**INSTRUCTIONS TO FOLLOW:**
Within the records below, find each line that holds the string "icon", then copy it.

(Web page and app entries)
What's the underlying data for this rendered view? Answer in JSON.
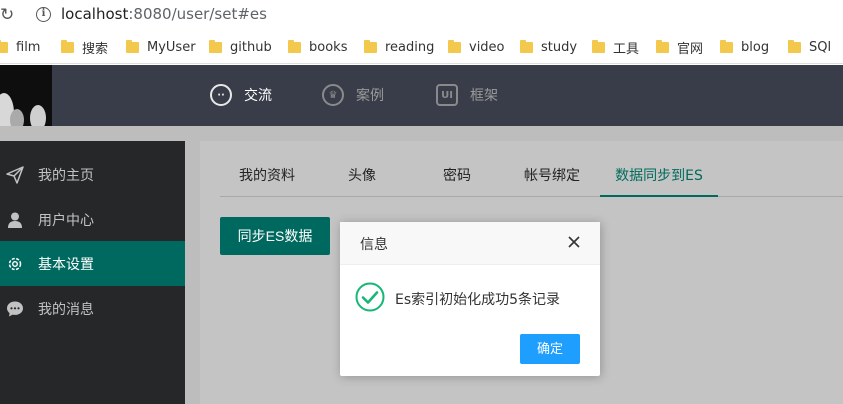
{
  "browser": {
    "url_host": "localhost",
    "url_rest": ":8080/user/set#es",
    "bookmarks": [
      "film",
      "搜索",
      "MyUser",
      "github",
      "books",
      "reading",
      "video",
      "study",
      "工具",
      "官网",
      "blog",
      "SQl"
    ]
  },
  "topnav": {
    "items": [
      {
        "label": "交流",
        "icon": "chat-icon",
        "glyph": "··"
      },
      {
        "label": "案例",
        "icon": "crown-icon",
        "glyph": "♛"
      },
      {
        "label": "框架",
        "icon": "ui-icon",
        "glyph": "UI"
      }
    ],
    "active_index": 0
  },
  "sidebar": {
    "items": [
      {
        "label": "我的主页",
        "icon": "paper-plane-icon"
      },
      {
        "label": "用户中心",
        "icon": "user-icon"
      },
      {
        "label": "基本设置",
        "icon": "gear-icon"
      },
      {
        "label": "我的消息",
        "icon": "message-icon"
      }
    ],
    "active_index": 2
  },
  "tabs": {
    "items": [
      "我的资料",
      "头像",
      "密码",
      "帐号绑定",
      "数据同步到ES"
    ],
    "active_index": 4
  },
  "main": {
    "sync_button": "同步ES数据"
  },
  "dialog": {
    "title": "信息",
    "message": "Es索引初始化成功5条记录",
    "ok_label": "确定"
  },
  "colors": {
    "accent": "#00695f",
    "topnav_bg": "#393d49",
    "sidebar_bg": "#252729",
    "ok_button": "#1e9fff",
    "success_check": "#16b777"
  }
}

**REPLY TO THE TASK:**
        "icon": "chat-icon",
        "icon": "crown-icon",
        "icon": "ui-icon",
        "icon": "paper-plane-icon"
        "icon": "user-icon"
        "icon": "gear-icon"
        "icon": "message-icon"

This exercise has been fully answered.